Stick with me people, this may seem a bit off-piste but right here, right now, in my own fair shire, the badger bothering brigade are cranking up their dismal PR campaign.
Bottom line, their campaign is failing for a number of reasons and so I thought, being the top notch PR-advice-giver that I am, I would give them some free tips and advice on how to get more attention.
I have absolutely no opinion on badgers at all. I know they get really bad press from the farmers in my local village pub but whenever I have come across one in my car (a 4x4, I live in the sticks) - as in driven past one that is still alive and trundling up a lane - they have seemed ok to me.
BUT, the badger savers are getting no traction in the media and so here are my top tips for changing that:
1. One of the protesters needs to get accidentally shot a little bit
The most controversial suggestion goes first. If the badger botherers want to get front page national and international action then one of them needs to take one for the team and get a little bit shot by one of the cull farmers.
I am not suggesting fatally, that would be far too much, but just a little flesh wound. Survival is key for keeping the story in the press. A bedside interview from hospital, a doorstep interview as they leave hospital in a wheelchair, and then a big splash on them getting back into the woods where they were shot to once again protest.
The pesky farmers are one step ahead at the minute though; they are pleading for the protesters to wear high-vis jackets etc. If the protesters listen to me, maybe even fake it, they could take their cause to a global scale.
2. Get a sexier headline-provoking celebrity
Let’s face it, Brian May, whilst looking a bit like a well-coiffured badger, is not a headline grabbing act. He of ex-Queen fame is, as I type, on his way to Gloucestershire to support the badger protection troops and motivate them. I suspect he hardly gets them cartwheeling.
Team Badger needs to get someone on board like Helen Flanagan or Imogen Thomas. These are two brands that are always getting love in the big ticket titles like the Daily Mail. I can guarantee that were they to rock up to support the badger savers, they would draw a big crowd and swell the membership numbers.
3. Protesters tidy up their act a bit
So, how did this whole thing come to my attention? Let me explain. The other night I went on a client night out. I left my car at work and had to get the bus into the office from home the next morning.
While stood in our only village bus stop, a bearded, bedraggled female wearing clearly home-knitted clothing approached me while also reaching for her rainbow-striped bum bag. Just as I was about to dispense a preemptive, defensive, MacBook Pro to the face, she thrust a “save the badger” leaflet at me and asked if I “had any information”.
At that point I did not even know the badger cull was taking place anywhere near where I lived.
I did what every self-respecting PR would do in this situation and smiled but ignored her. I think many other potential cause-supporters like myself would engage more with these people if they just tidied themselves up a bit.
4. Stop using Comic Sans in protest posters and leaflets

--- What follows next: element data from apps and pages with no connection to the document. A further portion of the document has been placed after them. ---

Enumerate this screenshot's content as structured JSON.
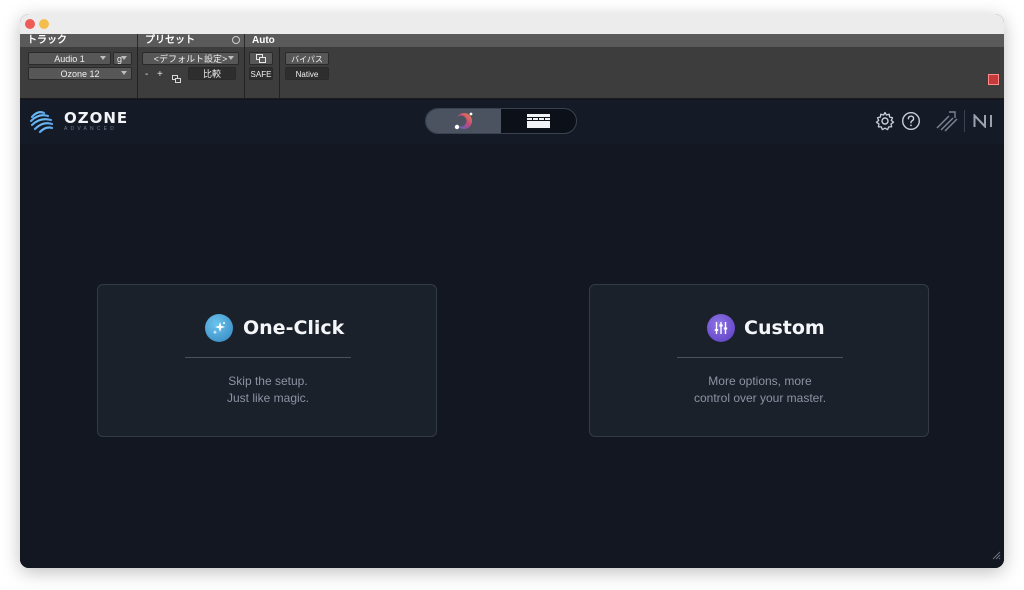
{
  "host": {
    "headers": {
      "track": "トラック",
      "preset": "プリセット",
      "auto": "Auto"
    },
    "track_name": "Audio 1",
    "track_group": "g",
    "plugin_select": "Ozone 12",
    "preset_value": "<デフォルト設定>",
    "preset_minus": "-",
    "preset_plus": "+",
    "compare_label": "比較",
    "safe_label": "SAFE",
    "bypass_label": "バイパス",
    "native_label": "Native"
  },
  "plugin": {
    "logo_name": "OZONE",
    "logo_edition": "ADVANCED",
    "view_toggle": {
      "selected": "assistant-view",
      "options": [
        "assistant-view",
        "module-view"
      ]
    },
    "icons": [
      "settings-gear-icon",
      "help-icon",
      "ozone-signal-icon",
      "ni-logo-icon"
    ]
  },
  "cards": {
    "one_click": {
      "title": "One-Click",
      "line1": "Skip the setup.",
      "line2": "Just like magic.",
      "badge_color": "#4aa3d6"
    },
    "custom": {
      "title": "Custom",
      "line1": "More options, more",
      "line2": "control over your master.",
      "badge_color": "#6f4fd1"
    }
  }
}
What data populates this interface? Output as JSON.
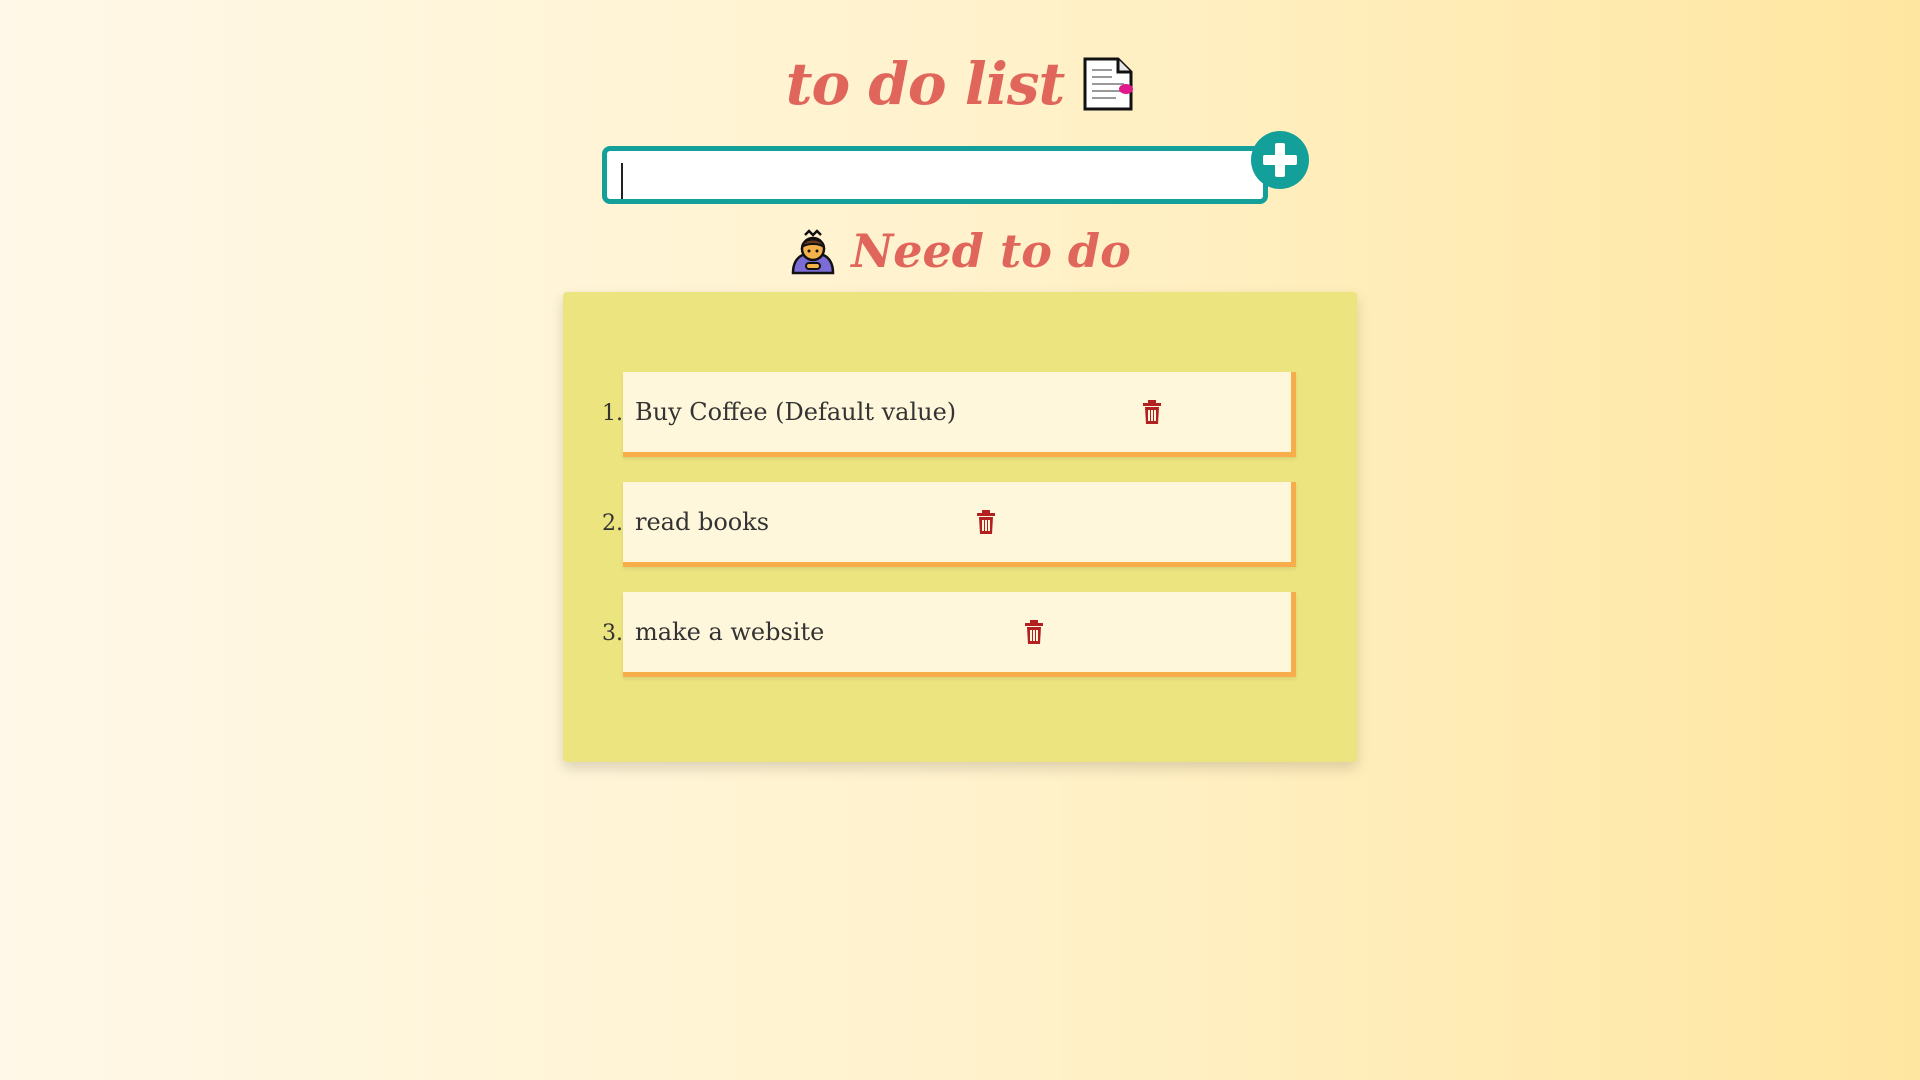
{
  "header": {
    "title": "to do list",
    "title_icon": "document-icon"
  },
  "input": {
    "value": "",
    "placeholder": ""
  },
  "add_button": {
    "icon": "plus-icon"
  },
  "section": {
    "title": "Need to do",
    "icon": "person-bowing-icon"
  },
  "colors": {
    "accent": "#14a09a",
    "title": "#e0665c",
    "panel": "#ece47e",
    "card": "#fff7dc",
    "card_border": "#f6ad4a",
    "delete": "#b32020"
  },
  "todos": [
    {
      "number": "1.",
      "text": "Buy Coffee (Default value)",
      "delete_icon": "trash-icon"
    },
    {
      "number": "2.",
      "text": "read books",
      "delete_icon": "trash-icon"
    },
    {
      "number": "3.",
      "text": "make a website",
      "delete_icon": "trash-icon"
    }
  ]
}
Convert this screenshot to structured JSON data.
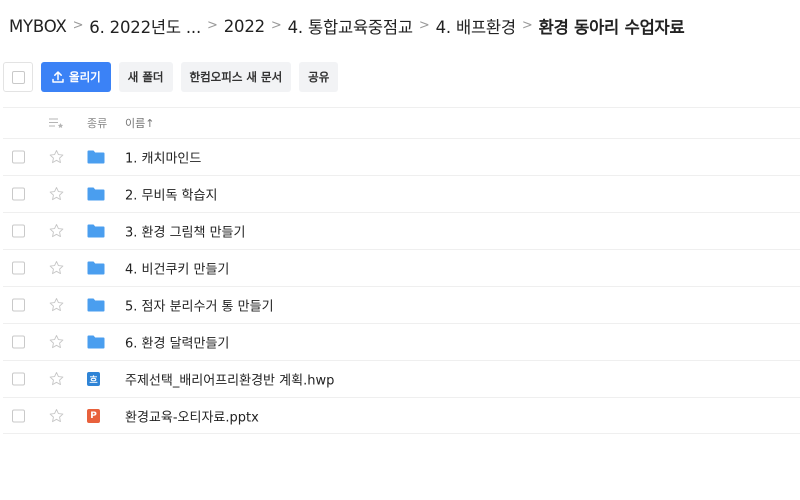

I am not the best when it comes to design but even I know there are two main rules: 1. Never use Comic Sans unless you are a primary school teacher. 2. Don’t use hand-drawn pictures of badgers in any marketing material.
The posters are a bit sinister and they seem very French Resistance, only with worse spelling, and the aforementioned hand-drawn illustrations of badgers.
Surely the protesters have kids with hooky copies of Photoshop that they could get to whip them up a less sinister set of marketing materials?
5. Get media trained
As a general rule, if someone involuntary grunts every seventh word, they are not your best bet as your media spokesperson.
Media interviews can be stressful to many, but a little training can go a long way; as can making sure that you pick the most clearly audible person you have.
My local radio station gives the protesters loads of airtime, but whenever I tune in they are accidentally growling into the mic and sound like the types of people you see banging on about real ale rather than sensible opinions and ideas.
Come on badger botherers, sort your act out and yes, I am free for a two-hour free consultation. I will even wear my Ghillie jacket (no really, I do have one after a brief incident between my neighbour’s poultry and a fox caused a community task force to be set up.)